The 60-something-year-olds jiving away in the front row, screaming for Jonny Bower as if he were Paul McCartney, and doing the twist like their lives depended on it, epitomised Carnaby Street The Musical at Milton Keynes Theatre last night.
Fun, fast and rocking, the show is packed with more than forty swinging sixties hits, peppered throughout the performance to perfectly complement the tale of two Scouse kids trying to make it in London.
Aaron Sidwell as Jack the lad narrates the show and keeps it grounded. His musings make it feel more like someone’s real memories and stops it becoming a clichéd rags-to-riches tale.
Of course the show is based on someone’s real memories; those of music industry legend Carl Leighton Pope, who is currently the agent for stars including Michael Buble and Bryan Adams.
Sidwell expertly treads the line between fact and fiction and gives the entire production a genuine feel.
He also gives the audience some giggles, especially when paired with Gregory Clarke who plays Al, the newspaper boy.
Clarke delivers headlines from the 60s which are both a nice way to contextualise the action on stage, and an interesting comparison to modern life.
The birth of The Sun newspaper and the price of a cup of coffee rising to 10p are just some of the headlines which get a laugh.
Although Jonny Bower is the official star of the show as pop sensation Jude, the rest of the talented cast certainly didn’t let him take all the glory.
Aimie Atkinson for one is absolutely incredible.
She plays Penny, a petite Scouser living in the shadow of fame-hungry friend Jude, who she just so happens to be madly in love with.
As she shuffles across the stage in her faded old jeans and tomboy top, lugging a couple of beaten-up rucksacks on her back, the audience are completely taken aback when she suddenly bursts into a sensational rendition of Go Now.
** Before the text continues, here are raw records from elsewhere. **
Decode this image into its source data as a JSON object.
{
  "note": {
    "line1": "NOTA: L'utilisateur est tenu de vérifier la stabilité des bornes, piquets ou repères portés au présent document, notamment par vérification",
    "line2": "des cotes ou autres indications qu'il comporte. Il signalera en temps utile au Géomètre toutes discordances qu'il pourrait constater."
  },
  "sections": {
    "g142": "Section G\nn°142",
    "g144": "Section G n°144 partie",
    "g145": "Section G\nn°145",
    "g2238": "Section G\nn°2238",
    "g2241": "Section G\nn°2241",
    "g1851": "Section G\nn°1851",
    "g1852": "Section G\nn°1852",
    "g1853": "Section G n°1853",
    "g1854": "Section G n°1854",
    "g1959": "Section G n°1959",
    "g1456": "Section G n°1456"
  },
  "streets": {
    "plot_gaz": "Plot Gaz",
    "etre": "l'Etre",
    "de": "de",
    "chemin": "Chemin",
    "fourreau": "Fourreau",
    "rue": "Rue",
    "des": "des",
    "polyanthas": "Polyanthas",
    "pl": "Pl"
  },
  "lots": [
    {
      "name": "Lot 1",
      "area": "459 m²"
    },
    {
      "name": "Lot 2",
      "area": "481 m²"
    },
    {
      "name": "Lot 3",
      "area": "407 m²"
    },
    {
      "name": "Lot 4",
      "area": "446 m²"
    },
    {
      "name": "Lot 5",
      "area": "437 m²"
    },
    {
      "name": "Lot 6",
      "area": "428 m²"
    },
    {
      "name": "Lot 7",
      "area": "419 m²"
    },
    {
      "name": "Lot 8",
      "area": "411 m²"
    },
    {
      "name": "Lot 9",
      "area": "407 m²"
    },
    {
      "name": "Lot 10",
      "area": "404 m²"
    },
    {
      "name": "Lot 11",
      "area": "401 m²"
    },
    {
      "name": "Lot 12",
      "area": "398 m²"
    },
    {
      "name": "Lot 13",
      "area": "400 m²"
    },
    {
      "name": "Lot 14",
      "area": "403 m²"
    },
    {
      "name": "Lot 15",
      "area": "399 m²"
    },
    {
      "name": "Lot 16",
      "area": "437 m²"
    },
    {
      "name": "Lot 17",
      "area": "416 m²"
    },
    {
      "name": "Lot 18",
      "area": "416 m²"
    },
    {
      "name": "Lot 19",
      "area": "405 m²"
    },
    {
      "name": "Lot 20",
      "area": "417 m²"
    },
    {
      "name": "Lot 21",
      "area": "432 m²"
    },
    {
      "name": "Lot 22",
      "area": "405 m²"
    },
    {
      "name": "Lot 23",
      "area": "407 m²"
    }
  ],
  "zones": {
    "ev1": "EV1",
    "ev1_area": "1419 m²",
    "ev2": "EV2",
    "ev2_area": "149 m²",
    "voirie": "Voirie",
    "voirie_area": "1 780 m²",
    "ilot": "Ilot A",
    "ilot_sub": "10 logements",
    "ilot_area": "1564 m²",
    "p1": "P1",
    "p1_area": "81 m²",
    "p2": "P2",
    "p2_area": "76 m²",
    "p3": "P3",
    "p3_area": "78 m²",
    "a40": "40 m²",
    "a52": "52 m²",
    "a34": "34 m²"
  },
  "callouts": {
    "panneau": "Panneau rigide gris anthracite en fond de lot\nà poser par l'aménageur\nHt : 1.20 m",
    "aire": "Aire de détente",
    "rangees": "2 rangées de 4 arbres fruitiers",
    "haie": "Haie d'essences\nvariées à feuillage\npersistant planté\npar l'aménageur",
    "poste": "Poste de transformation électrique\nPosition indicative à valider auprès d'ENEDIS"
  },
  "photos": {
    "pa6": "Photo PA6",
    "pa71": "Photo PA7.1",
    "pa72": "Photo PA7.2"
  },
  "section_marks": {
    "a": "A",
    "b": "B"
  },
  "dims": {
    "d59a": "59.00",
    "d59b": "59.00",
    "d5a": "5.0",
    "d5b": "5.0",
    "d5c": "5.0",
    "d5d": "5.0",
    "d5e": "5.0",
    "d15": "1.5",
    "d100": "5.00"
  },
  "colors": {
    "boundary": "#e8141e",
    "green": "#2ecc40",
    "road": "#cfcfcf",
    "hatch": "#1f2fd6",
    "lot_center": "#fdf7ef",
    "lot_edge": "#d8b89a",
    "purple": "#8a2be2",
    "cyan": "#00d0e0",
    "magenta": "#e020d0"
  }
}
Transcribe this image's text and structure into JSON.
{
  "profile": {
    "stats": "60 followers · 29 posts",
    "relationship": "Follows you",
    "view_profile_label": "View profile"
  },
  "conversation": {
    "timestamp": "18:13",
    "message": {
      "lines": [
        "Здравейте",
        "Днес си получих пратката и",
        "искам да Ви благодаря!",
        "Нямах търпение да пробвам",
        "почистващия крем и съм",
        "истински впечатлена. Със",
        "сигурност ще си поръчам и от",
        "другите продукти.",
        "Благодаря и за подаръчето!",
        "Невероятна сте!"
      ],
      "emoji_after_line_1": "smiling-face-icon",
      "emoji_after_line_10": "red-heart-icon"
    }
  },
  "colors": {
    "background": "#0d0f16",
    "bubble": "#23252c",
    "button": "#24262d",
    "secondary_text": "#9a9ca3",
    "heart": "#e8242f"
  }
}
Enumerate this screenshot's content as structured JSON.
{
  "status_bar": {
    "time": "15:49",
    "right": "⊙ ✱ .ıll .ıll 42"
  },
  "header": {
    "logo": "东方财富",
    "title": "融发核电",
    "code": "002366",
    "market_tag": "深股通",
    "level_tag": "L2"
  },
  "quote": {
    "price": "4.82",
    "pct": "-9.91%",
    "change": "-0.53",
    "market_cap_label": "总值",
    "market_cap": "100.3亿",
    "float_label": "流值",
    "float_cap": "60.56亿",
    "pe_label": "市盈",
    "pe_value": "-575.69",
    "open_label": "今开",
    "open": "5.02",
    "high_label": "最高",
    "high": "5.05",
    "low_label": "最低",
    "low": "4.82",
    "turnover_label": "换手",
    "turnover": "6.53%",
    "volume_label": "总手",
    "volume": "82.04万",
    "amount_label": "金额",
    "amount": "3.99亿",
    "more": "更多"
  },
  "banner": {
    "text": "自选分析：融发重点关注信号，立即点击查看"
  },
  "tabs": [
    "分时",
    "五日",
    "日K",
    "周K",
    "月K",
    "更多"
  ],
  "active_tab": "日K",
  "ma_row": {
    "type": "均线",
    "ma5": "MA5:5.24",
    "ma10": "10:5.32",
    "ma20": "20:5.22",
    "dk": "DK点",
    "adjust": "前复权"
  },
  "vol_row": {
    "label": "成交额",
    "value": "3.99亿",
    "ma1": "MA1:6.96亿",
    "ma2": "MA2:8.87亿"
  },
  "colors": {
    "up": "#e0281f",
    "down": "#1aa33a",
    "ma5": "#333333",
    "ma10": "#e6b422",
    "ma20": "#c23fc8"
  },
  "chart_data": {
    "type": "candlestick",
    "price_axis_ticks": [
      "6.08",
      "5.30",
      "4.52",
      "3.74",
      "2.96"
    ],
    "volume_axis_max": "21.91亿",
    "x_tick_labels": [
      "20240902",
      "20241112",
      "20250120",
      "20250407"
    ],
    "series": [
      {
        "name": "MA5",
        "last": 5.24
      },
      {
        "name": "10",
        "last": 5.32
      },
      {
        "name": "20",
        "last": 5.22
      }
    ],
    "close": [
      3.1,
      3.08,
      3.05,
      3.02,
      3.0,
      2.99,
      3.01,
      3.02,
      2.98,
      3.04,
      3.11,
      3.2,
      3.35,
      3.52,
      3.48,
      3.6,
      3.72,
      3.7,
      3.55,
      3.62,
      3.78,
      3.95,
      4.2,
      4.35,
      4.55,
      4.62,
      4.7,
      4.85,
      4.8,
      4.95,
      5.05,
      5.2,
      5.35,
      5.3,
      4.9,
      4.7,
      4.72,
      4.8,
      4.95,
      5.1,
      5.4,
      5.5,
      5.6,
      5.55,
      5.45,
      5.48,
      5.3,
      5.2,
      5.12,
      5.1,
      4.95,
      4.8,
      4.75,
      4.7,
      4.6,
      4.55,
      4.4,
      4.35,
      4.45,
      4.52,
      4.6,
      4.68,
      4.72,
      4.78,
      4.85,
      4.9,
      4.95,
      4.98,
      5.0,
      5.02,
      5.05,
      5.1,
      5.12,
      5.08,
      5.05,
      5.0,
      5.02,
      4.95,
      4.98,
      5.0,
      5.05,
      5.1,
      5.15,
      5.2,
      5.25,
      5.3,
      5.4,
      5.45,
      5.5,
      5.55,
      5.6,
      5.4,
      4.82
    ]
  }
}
She makes it look so effortless, which of course is the sign of a true talent.
Her acting is just as impressive, as she plays the part of Penny to perfection, adding real character to the role.
While the part of Jude, the Northern boy who just wants to be a rock star, feels a little two-dimensional, Penny is complex and convincing.
She deals with the heartache of unrequited love, finds herself living with a drug addict, undergoes a sensational sixties makeover, and manages to hint at love blossoming with Jack, subtly enough not to detract from the main story lines, but noticeably enough so that we are not surprised to see their romance bloom later in the show.
Her rivalry with Lady Jane (Tricia Adele-Turner) never descends into pantomime cattiness, and the girls’ relationship develops in a very realistic and touching way.
Tackling all these threads to the plot while sounding amazing make Aimie the real Queen of Carnaby Street - sorry Lily!
Lily The Pink, the self-proclaimed Queen of Carnaby Street, a cross-dressing couturier whose wonderful wardrobe, wicked asides and facial expressions almost steal the show.
Played by Paul Hazel, Lily was fun, fabulous, and her musical numbers were flippin’ fantastic.
From his debut number Bend Me, Shape Me, during which he shimmies around in a lime green suit, to Son Of A Preacher Man which had the entire audience beaming, he was sensational.
Modelling almost every look from the decade, his costumes alone were worth watching.
Carnaby Street was crammed full of so many larger-than-life characters it’s impossible to name-check every member of the wonderful cast, but Mark Pearce deserves a mention for his performance as T, the aforementioned drug addict.
His solo Don’t Let Me Be Misunderstood was heart wrenching and hard-hitting, and the only improvement would have been if his character and story line had been explored a little more, as the dark side of Carnaby Street was only hinted at.
The cast were let down a little by some problems with sound throughout the show, but fortunately everyone was having so much fun most members of the audience probably didn’t notice.
The production finished with a special 60s megamix finale, which gave the entire cast a chance to let their hair down.
Once again, Aimie Atkinson stood out with her rendition of You Know You Make Me Wanna (Shout), but everyone put on a brilliant show which really did get the audience dancing in the aisles.
Well worth a watch, especially if you were lucky enough to live through the magical era yourself.
At Milton Keynes Theatre until September 7.